She won her least favorite part of the pageant: swimsuit. Her discomfort about it still crackles 40 years later in a phone interview from her home in the Netherlands, where she works as a diversity and inclusion trainer for Shell International. “We had to walk and stand in front of the judges and let them look at us to see and compare us to all the others. And that was horrible. When I think about it now, I think, Oh my God. And some girls—I could see their knees knocking, they were so nervous to stand there. [The judges] looked you up [and down], head to toe, to make sure you had what they call the three diamonds” (spaces between the upper thighs, knees, and ankles). “And then you could not leave until the head judge nodded his head to say you could go.”
Earlier that year, 65-year-old Bert Parks had been rudely sacked without warning, after 25 years as host, causing the pageant switchboard to light up with furious callers and prompting Johnny Carson to launch a “We Want Bert” campaign. Marks had made the decision in hopes of drawing younger viewers and boosting droopy ratings after the sponsors told him Parks was too old. He approached several dashing younger potential successors, including John Davidson, an actor and game show host who responded, “I wouldn’t sing that lousy song for a million dollars.” Former Tarzan Ron Ely took the job, serving respectably for the next three years, though no one since Parks has ever so perfectly matched the occasion.
When Ely called Hayes out as a semifinalist, Sullivan assumed she herself wouldn’t advance further “because I never thought they would have two [black women] in the Top 10.” Then her name was announced. She strode across the stage in her sleek black beaded gown. Minutes later she was named fourth runner-up, making history as the first black woman to place that high. But the crown went to Miss Oklahoma, Susan Powell.
Sullivan’s disappointment was crushing, but the pageant sent her on an unexpectedly varied career path. She had already been working as a TV anchor when she competed, and she continued off and on. But she also sang, having picked this as her talent in Atlantic City even though she had no training. “All those other people competing with me had years of dance, years of classical piano, years of voice lessons,” she says. “And I had nothing. I just had guts.” She later went on to sing with Lionel Hampton, Kool & the Gang, and Stevie Wonder, whom she dated in 1988. (When she took him home to meet her parents that year, he sang at her church, causing a two-day traffic jam after word spread that he was in town.) Her background in TV and public speaking led to her job at Shell, where her diversity work has brought her full circle after her Miss America breakthrough. Since then, she says, many black Miss Americas have thanked her for opening the door.

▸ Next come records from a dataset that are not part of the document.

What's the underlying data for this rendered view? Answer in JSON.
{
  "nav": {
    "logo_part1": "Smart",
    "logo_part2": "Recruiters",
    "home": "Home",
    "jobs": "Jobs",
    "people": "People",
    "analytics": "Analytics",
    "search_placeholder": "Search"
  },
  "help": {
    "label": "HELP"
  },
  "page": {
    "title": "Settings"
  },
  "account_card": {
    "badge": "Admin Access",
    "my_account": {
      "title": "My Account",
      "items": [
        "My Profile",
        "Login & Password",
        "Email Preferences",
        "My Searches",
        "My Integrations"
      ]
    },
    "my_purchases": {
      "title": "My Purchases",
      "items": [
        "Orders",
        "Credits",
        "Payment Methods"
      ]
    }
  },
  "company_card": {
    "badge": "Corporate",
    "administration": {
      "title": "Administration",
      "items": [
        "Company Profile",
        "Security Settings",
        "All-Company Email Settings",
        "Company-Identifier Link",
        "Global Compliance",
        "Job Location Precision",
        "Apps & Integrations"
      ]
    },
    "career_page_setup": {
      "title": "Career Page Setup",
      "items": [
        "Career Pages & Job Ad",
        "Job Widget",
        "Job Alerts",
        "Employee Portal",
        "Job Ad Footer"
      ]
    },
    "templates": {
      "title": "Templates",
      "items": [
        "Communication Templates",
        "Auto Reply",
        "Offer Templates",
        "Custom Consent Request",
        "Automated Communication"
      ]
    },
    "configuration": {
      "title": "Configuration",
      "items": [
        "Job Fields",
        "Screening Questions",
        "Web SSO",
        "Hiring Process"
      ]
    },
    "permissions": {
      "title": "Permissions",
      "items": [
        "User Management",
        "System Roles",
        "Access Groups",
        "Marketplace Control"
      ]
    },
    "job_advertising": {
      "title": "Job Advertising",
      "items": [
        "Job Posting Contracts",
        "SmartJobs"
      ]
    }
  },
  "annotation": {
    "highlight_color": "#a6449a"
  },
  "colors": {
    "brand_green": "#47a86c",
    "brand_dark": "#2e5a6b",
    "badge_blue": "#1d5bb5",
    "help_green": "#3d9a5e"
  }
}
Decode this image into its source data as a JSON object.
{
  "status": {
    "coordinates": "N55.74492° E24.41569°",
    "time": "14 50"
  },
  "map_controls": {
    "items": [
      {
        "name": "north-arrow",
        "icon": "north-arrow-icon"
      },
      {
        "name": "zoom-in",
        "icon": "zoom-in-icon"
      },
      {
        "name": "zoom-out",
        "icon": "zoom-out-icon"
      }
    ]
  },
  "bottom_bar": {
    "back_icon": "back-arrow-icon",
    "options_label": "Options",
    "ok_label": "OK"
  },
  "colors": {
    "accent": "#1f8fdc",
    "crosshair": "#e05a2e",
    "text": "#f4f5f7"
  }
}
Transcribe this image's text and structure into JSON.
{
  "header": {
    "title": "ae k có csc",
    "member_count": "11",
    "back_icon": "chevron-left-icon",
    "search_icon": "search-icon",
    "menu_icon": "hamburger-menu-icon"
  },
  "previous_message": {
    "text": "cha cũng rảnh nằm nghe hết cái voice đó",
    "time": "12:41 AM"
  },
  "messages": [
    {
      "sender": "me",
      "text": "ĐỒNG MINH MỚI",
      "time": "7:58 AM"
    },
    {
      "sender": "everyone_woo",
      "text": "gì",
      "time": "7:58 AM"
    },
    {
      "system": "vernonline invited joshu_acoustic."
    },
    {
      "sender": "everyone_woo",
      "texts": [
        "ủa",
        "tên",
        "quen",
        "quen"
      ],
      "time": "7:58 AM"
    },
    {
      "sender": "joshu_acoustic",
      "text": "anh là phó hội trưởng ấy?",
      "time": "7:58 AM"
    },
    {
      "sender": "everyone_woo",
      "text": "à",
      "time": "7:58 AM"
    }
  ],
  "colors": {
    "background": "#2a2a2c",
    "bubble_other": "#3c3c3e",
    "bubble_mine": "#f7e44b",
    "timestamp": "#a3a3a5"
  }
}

Even, she says, Vanessa.
Excerpted from Looking for Miss America by Margot Mifflin. Copyright © 2020. Reprinted with permission of the publisher, Counterpoint Press.